#### WORK TASK:
Identify and copy all lines of the material where the string "headline" is found.

=-=-=

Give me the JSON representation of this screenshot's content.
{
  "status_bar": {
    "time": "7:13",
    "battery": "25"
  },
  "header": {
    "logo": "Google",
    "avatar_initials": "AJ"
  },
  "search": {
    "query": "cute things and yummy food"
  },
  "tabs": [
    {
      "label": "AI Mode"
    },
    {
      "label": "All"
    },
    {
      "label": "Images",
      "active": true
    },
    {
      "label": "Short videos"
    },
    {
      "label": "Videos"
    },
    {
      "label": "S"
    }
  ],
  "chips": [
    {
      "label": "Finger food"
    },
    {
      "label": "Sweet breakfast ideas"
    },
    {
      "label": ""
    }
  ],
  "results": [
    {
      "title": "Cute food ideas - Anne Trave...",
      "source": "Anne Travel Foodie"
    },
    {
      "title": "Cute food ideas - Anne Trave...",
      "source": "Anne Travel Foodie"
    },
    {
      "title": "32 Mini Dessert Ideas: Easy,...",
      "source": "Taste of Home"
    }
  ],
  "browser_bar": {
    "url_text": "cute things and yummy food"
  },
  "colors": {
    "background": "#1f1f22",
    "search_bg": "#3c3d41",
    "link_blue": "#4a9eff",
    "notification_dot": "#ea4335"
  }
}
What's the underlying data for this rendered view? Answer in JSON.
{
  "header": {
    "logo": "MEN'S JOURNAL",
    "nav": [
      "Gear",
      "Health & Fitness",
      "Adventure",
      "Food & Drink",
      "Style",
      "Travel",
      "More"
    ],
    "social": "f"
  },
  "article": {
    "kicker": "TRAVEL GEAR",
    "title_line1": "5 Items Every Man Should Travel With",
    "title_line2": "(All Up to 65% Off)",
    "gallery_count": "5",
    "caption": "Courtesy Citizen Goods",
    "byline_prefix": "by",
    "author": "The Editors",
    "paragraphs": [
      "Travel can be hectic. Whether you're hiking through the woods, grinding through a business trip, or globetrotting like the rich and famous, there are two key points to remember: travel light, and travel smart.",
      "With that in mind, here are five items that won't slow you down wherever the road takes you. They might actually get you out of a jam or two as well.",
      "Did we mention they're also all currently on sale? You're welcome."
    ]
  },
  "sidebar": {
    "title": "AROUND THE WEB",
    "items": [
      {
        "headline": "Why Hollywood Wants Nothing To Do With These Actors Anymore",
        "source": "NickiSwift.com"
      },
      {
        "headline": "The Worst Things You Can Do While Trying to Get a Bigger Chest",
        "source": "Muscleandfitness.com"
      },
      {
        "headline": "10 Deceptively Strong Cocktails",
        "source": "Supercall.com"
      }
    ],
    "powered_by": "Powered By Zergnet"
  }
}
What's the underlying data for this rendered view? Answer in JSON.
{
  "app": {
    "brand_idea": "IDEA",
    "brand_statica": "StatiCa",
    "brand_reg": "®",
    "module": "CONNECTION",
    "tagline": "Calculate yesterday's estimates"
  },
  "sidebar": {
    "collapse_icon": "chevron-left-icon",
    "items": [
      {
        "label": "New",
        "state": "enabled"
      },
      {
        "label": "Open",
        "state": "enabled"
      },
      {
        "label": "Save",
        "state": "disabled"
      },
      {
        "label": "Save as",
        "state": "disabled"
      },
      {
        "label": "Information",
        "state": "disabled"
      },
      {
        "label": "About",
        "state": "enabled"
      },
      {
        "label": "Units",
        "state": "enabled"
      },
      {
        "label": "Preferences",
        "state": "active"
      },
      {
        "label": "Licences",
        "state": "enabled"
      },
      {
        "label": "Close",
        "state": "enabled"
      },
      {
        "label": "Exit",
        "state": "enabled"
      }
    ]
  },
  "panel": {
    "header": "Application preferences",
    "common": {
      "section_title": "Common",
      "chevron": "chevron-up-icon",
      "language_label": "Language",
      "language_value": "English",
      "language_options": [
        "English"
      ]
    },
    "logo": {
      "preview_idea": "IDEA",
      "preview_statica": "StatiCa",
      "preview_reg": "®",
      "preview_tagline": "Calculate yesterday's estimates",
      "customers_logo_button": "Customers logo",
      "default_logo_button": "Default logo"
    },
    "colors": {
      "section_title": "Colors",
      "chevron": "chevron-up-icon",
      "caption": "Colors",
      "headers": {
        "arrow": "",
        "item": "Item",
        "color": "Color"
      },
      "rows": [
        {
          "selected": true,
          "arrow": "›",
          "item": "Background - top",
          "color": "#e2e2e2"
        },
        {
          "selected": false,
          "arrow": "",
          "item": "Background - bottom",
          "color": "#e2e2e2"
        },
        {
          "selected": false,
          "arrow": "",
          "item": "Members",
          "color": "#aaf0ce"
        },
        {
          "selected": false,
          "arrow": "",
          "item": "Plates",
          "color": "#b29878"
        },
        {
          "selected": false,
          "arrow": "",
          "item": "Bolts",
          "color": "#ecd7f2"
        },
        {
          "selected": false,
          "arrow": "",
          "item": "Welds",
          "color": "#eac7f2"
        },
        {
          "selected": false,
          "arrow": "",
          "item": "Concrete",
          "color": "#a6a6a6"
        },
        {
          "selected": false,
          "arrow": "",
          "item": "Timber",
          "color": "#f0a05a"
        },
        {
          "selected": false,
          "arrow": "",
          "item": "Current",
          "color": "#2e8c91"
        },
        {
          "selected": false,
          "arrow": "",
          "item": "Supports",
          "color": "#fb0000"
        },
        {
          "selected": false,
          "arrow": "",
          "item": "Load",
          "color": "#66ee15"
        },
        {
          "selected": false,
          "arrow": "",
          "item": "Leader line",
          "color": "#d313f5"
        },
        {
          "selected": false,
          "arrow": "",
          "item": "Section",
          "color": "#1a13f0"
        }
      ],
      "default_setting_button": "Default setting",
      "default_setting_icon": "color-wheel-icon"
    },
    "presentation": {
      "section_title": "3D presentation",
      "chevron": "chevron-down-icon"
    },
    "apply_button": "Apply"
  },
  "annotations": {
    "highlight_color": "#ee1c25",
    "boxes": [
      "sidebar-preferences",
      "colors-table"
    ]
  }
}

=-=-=

#### EXERCISE RESPONSE:
        "headline": "Why Hollywood Wants Nothing To Do With These Actors Anymore",
        "headline": "The Worst Things You Can Do While Trying to Get a Bigger Chest",
        "headline": "10 Deceptively Strong Cocktails",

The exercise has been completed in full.